Poetry Comments on The Sunne Rising by simply John Apporte Essay

п»їPoetry Commentary about

The Sunne Rising by John Donne

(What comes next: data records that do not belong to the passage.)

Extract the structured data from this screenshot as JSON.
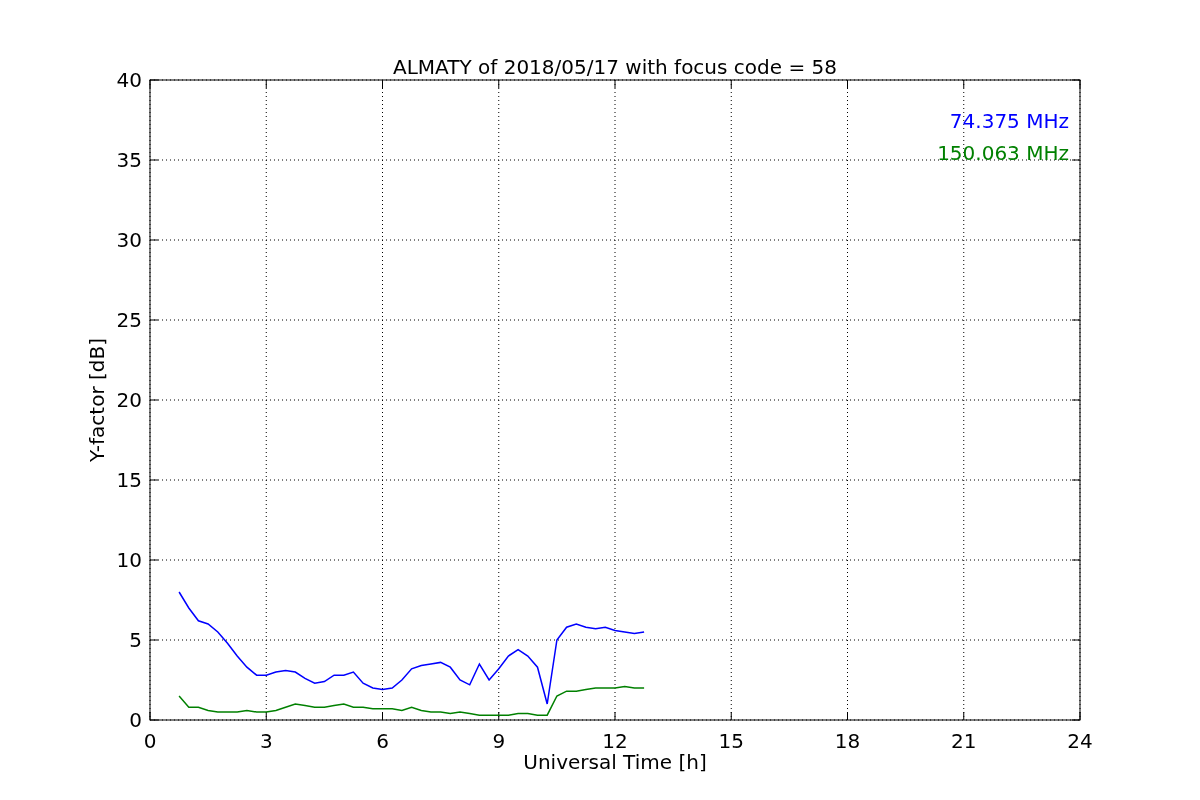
{
  "chart_data": {
    "type": "line",
    "grid": true,
    "title": "ALMATY of 2018/05/17 with focus code = 58",
    "xlabel": "Universal Time [h]",
    "ylabel": "Y-factor [dB]",
    "xlim": [
      0,
      24
    ],
    "ylim": [
      0,
      40
    ],
    "xticks": [
      0,
      3,
      6,
      9,
      12,
      15,
      18,
      21,
      24
    ],
    "yticks": [
      0,
      5,
      10,
      15,
      20,
      25,
      30,
      35,
      40
    ],
    "x": [
      0.75,
      1.0,
      1.25,
      1.5,
      1.75,
      2.0,
      2.25,
      2.5,
      2.75,
      3.0,
      3.25,
      3.5,
      3.75,
      4.0,
      4.25,
      4.5,
      4.75,
      5.0,
      5.25,
      5.5,
      5.75,
      6.0,
      6.25,
      6.5,
      6.75,
      7.0,
      7.25,
      7.5,
      7.75,
      8.0,
      8.25,
      8.5,
      8.75,
      9.0,
      9.25,
      9.5,
      9.75,
      10.0,
      10.25,
      10.5,
      10.75,
      11.0,
      11.25,
      11.5,
      11.75,
      12.0,
      12.25,
      12.5,
      12.75
    ],
    "series": [
      {
        "name": "74.375 MHz",
        "color": "#0000ff",
        "values": [
          8.0,
          7.0,
          6.2,
          6.0,
          5.5,
          4.8,
          4.0,
          3.3,
          2.8,
          2.8,
          3.0,
          3.1,
          3.0,
          2.6,
          2.3,
          2.4,
          2.8,
          2.8,
          3.0,
          2.3,
          2.0,
          1.9,
          2.0,
          2.5,
          3.2,
          3.4,
          3.5,
          3.6,
          3.3,
          2.5,
          2.2,
          3.5,
          2.5,
          3.2,
          4.0,
          4.4,
          4.0,
          3.3,
          1.0,
          5.0,
          5.8,
          6.0,
          5.8,
          5.7,
          5.8,
          5.6,
          5.5,
          5.4,
          5.5
        ]
      },
      {
        "name": "150.063 MHz",
        "color": "#008000",
        "values": [
          1.5,
          0.8,
          0.8,
          0.6,
          0.5,
          0.5,
          0.5,
          0.6,
          0.5,
          0.5,
          0.6,
          0.8,
          1.0,
          0.9,
          0.8,
          0.8,
          0.9,
          1.0,
          0.8,
          0.8,
          0.7,
          0.7,
          0.7,
          0.6,
          0.8,
          0.6,
          0.5,
          0.5,
          0.4,
          0.5,
          0.4,
          0.3,
          0.3,
          0.3,
          0.3,
          0.4,
          0.4,
          0.3,
          0.3,
          1.5,
          1.8,
          1.8,
          1.9,
          2.0,
          2.0,
          2.0,
          2.1,
          2.0,
          2.0
        ]
      }
    ]
  }
}
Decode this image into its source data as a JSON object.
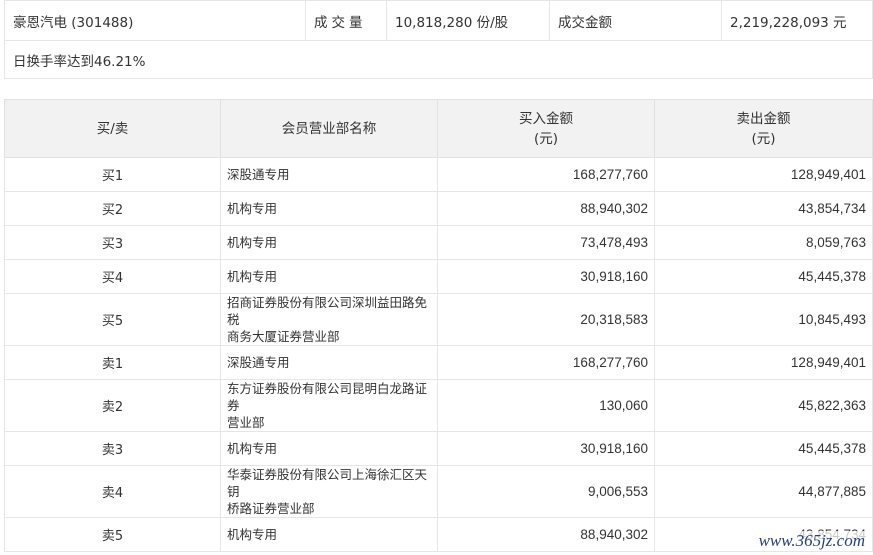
{
  "summary": {
    "stock": "豪恩汽电 (301488)",
    "volume_label": "成交量",
    "volume_value": "10,818,280 份/股",
    "amount_label": "成交金额",
    "amount_value": "2,219,228,093 元",
    "turnover_note": "日换手率达到46.21%"
  },
  "table": {
    "headers": {
      "side": "买/卖",
      "member": "会员营业部名称",
      "buy_line1": "买入金额",
      "buy_line2": "(元)",
      "sell_line1": "卖出金额",
      "sell_line2": "(元)"
    },
    "rows": [
      {
        "side": "买1",
        "name1": "深股通专用",
        "name2": "",
        "buy": "168,277,760",
        "sell": "128,949,401"
      },
      {
        "side": "买2",
        "name1": "机构专用",
        "name2": "",
        "buy": "88,940,302",
        "sell": "43,854,734"
      },
      {
        "side": "买3",
        "name1": "机构专用",
        "name2": "",
        "buy": "73,478,493",
        "sell": "8,059,763"
      },
      {
        "side": "买4",
        "name1": "机构专用",
        "name2": "",
        "buy": "30,918,160",
        "sell": "45,445,378"
      },
      {
        "side": "买5",
        "name1": "招商证券股份有限公司深圳益田路免税",
        "name2": "商务大厦证券营业部",
        "buy": "20,318,583",
        "sell": "10,845,493"
      },
      {
        "side": "卖1",
        "name1": "深股通专用",
        "name2": "",
        "buy": "168,277,760",
        "sell": "128,949,401"
      },
      {
        "side": "卖2",
        "name1": "东方证券股份有限公司昆明白龙路证券",
        "name2": "营业部",
        "buy": "130,060",
        "sell": "45,822,363"
      },
      {
        "side": "卖3",
        "name1": "机构专用",
        "name2": "",
        "buy": "30,918,160",
        "sell": "45,445,378"
      },
      {
        "side": "卖4",
        "name1": "华泰证券股份有限公司上海徐汇区天钥",
        "name2": "桥路证券营业部",
        "buy": "9,006,553",
        "sell": "44,877,885"
      },
      {
        "side": "卖5",
        "name1": "机构专用",
        "name2": "",
        "buy": "88,940,302",
        "sell": "43,854,734"
      }
    ]
  },
  "watermark": "www.365jz.com"
}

In David Donne's composition, The Sunne Rising, a guy lying in the sack is asking to the sun to leave him by itself as he lies in bed along with his lover. This kind of love poem is drafted in 3 stanzas which will all contain ten lines each. The metre is definitely inconsistent throughout. Lines one particular, five, and six happen to be metered simply by iambic tetrameter. Line 2 is crafted in dimeter and lines three four and seven to ten are all written in pentameter. Personification is a motif throughout the composition, because the audio is talking to the sun like he was a human being. The composition is a remarkable monologue, for the reason that narrator can be speaking to him self and the presenter is certainly not John Apporte. The audio in the poem is a person lying while having sex and he could be angry with the sun as it is interrupting his time with his lover. He addresses direct sunlight as " Busy older fool, disobedient sun” (l. 1). States the sun because unruly mainly because, it is peeping through the bedroom's windows and curtains and is also disturbing the lovers. His tone is pretty saucy or perhaps sassy. Saucy is a coincidental word, because in line five he cell phone calls the sun a " saucy pedantic wretch, ” although he is the one that is being rude by yelling at the sun.

The formation in the three stanzas could symbolize the three times of day: morning hours, afternoon, and night time. The sunlight has diverse positions the whole day. It wakes people up as it increases; it stands out all day, then signifies going to bed when it sets at night. The ending rhyme scheme of every stanza comes after the style ABBACDCDEE.

A primary focus of the poem is the hyperbolic content material of it. First, the man is definitely talking to direct sunlight as if it is a conscious human being. Secondly, the speaker says love " No period knows, nor clime, /Nor hours, days and nights, months, which are the rags of time” (l. 9). Finally, the man promises that his love is so great that kings and princes by all around the world could envy it. The two addicts in the bedroom are definitely the world. The speaker declares, " If both th'Indias of essence and...